Our search has the following Google-type functionality:
If you use '+' at the start of a word, that word will be present in the search results.
eg. Harry +Potter
Search results will contain 'Potter'.
If you use '-' at the start of a word, that word will be absent in the search results.
eg. Harry -Potter
Search results will not contain 'Potter'.
If you use 'AND' between 2 words, then both those words will be present in the search results.
eg. Harry AND Potter
Search results will contain both 'Harry' and 'Potter'.
NOTE: AND will only work with single words not phrases.
If you use 'OR' between 2 single words, then either or both of those words will be present in the search results.
eg. 'Harry OR Potter'
Search results will contain just 'Harry', or just 'Potter', or both 'Harry' and 'Potter'.
NOTE: OR will only work with single words not phrases.
If you use 'NOT' before a word, that word will be absent in the search results. (This is the same as using the minus symbol).
eg. 'Harry NOT Potter'
Search results will not contain 'Potter'.
NOTE: NOT will only work with single words not phrases.
If you use double quotation marks around words, those words will be present in that order.
eg. "Harry Potter"
Search results will contain 'Harry Potter', but not 'Potter Harry'.

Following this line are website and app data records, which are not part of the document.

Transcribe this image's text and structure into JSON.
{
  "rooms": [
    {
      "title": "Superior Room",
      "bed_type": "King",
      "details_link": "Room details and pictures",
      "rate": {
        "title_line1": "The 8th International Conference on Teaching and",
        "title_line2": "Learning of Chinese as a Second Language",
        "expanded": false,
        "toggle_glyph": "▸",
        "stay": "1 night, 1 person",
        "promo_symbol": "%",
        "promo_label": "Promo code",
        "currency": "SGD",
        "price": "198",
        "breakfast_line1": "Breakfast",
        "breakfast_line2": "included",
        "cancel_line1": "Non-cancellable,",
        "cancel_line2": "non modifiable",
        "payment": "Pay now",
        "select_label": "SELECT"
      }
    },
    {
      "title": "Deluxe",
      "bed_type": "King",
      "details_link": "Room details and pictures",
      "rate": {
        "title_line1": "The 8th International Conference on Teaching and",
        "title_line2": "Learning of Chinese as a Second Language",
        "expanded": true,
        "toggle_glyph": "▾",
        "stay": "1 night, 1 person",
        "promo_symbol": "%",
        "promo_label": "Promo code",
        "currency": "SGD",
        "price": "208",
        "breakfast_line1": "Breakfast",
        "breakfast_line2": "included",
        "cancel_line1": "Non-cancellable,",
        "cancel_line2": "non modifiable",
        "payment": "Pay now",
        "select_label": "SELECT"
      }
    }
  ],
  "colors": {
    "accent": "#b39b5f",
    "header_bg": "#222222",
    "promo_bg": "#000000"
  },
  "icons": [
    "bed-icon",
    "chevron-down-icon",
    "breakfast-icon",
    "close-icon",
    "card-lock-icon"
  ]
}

NOTE: "" cannot be combined with AND, OR & NOT searches.
If you use '*' in a word, it performs a wildcard search, as it signifies any number of characters. (Searches cannot start with a wildcard).
Search results will contain words starting with 'Pot' and ending in 'er', such as 'Potter'.

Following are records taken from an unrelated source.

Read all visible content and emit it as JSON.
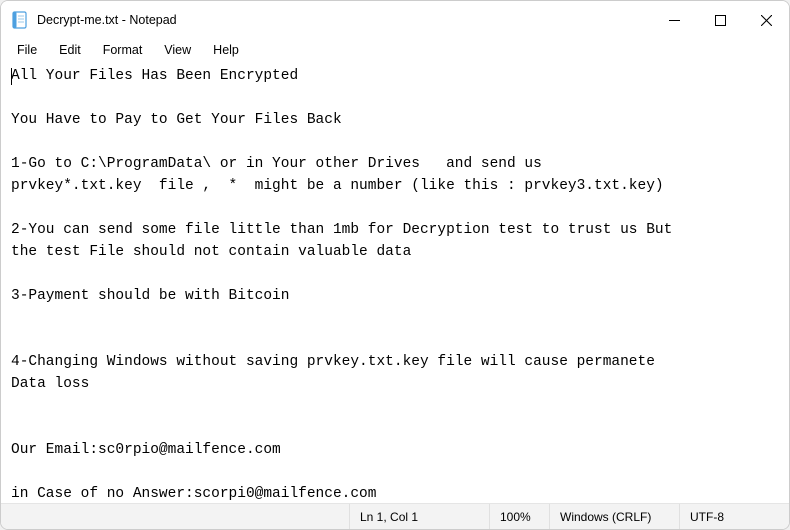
{
  "titlebar": {
    "title": "Decrypt-me.txt - Notepad"
  },
  "menu": {
    "file": "File",
    "edit": "Edit",
    "format": "Format",
    "view": "View",
    "help": "Help"
  },
  "content": {
    "text": "All Your Files Has Been Encrypted\n\nYou Have to Pay to Get Your Files Back\n\n1-Go to C:\\ProgramData\\ or in Your other Drives   and send us\nprvkey*.txt.key  file ,  *  might be a number (like this : prvkey3.txt.key)\n\n2-You can send some file little than 1mb for Decryption test to trust us But\nthe test File should not contain valuable data\n\n3-Payment should be with Bitcoin\n\n\n4-Changing Windows without saving prvkey.txt.key file will cause permanete\nData loss\n\n\nOur Email:sc0rpio@mailfence.com\n\nin Case of no Answer:scorpi0@mailfence.com"
  },
  "statusbar": {
    "position": "Ln 1, Col 1",
    "zoom": "100%",
    "line_ending": "Windows (CRLF)",
    "encoding": "UTF-8"
  },
  "icons": {
    "notepad": "notepad-icon",
    "minimize": "minimize-icon",
    "maximize": "maximize-icon",
    "close": "close-icon"
  }
}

Alexis Aldeguer was born in Elx (Valencia, Spain) and is currently living in la Vila de Gracia (a neighborhood in Barcelona). He is an illustrator and former supermarket shelf-filler, a comic book fanatic and an apprentice in the art of making Paella. He is also a regular consumer of war documentaries and loves arguing for entertainment purposes. Maiko San is a neighbor from Penguin Village, a master chef and a spiritual guide, as well as a connoisseur of each and every Asian restaurant in Barcelona. She gives away both wisdom and love by cooking for her friends. Ilaria Mauro arrived in town from the green countryside of Brianza, in Lombardy. She came to Spain to get a tan and never left. She is a photographer, designer and a little bit of many more things. She collects patatas bravas and cozy spots where she likes to go to eat and chill out.

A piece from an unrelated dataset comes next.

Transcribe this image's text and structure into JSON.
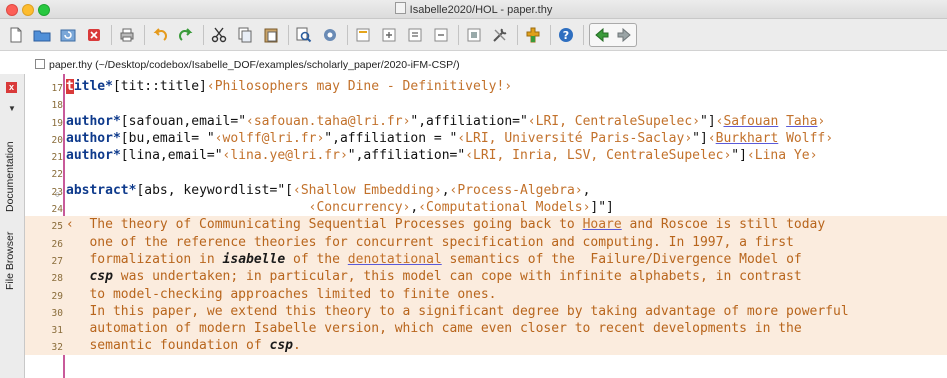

This Japanese cookbook is heavily illustrated in a Manga style and began as a hand-drawn, hand-bound edition circulated among the three coauthors' friends. -Publishers Weekly The manga frame surrounds each recipe with a conversation and reminds readers that cooking and sharing healthy, home-cooked food is a fun and social activity. Substitute ingredients are suggested for those without access to specialty grocery items, and the inclusion of dishes with an Italian flavor profile make this a warm and approachable introduction to Japanese cooking and the culture that surrounds it. -Booklist An entertaining introduction to the world of Japanese food, and an approachable book for those interested in learning more about Japanese food culture. -JQ Magazine This book contains 59 recipes that are all illustrated with simple instructions and a good dose of humor, too! [...] The recipes aren't complicated or pretentious, they're down-home ordinary-folk meals, which suits me perfectly! -Castle View Academy blog Part graphic novel and part treatise on Japanese culture, three friends joined forces for this book in order to make Japanese cuisine simple enough for everyone to enjoy cooking...The cartoon illustrations make it all fun, while they also effectively convey tons of information. Let your customers now that they too can easily create Japanese Pizza, Uramaki 'Inside-Out' California Rolls, Sardine Meatballs, Rice Stuffed Omelettes, Matcha Frappuccino, and Mushi-Pan Banana Muffins. -Retailing Insight ...[This book] is filled with colourful illustrations, and with recipes like 'Ham and Cheese Pot Stickers' and 'Tofu Mayonnaise,' it introduces Japanese cuisine through fusion recipes that help catch the attention of those who are less compelled to try new things. Authentic Japanese recipes are also included, with cultural introductions that give context. Japanese Cooking with Manga is a fun read and serves as a great introduction that will help ease the Western palate into Japanese cuisine. -Kyoto Journal A warm invitation from three friends to join them in the kitchen. -The Epoch Times I found the recipes easy to follow and I enjoyed the snippets on Japanese culture the authors included. The illustrations were nice and were helpful in following the recipe. It's a good starter cookbook for kids or adults not familiar with Japanese-style cooking. -This Kid Reviews Books blog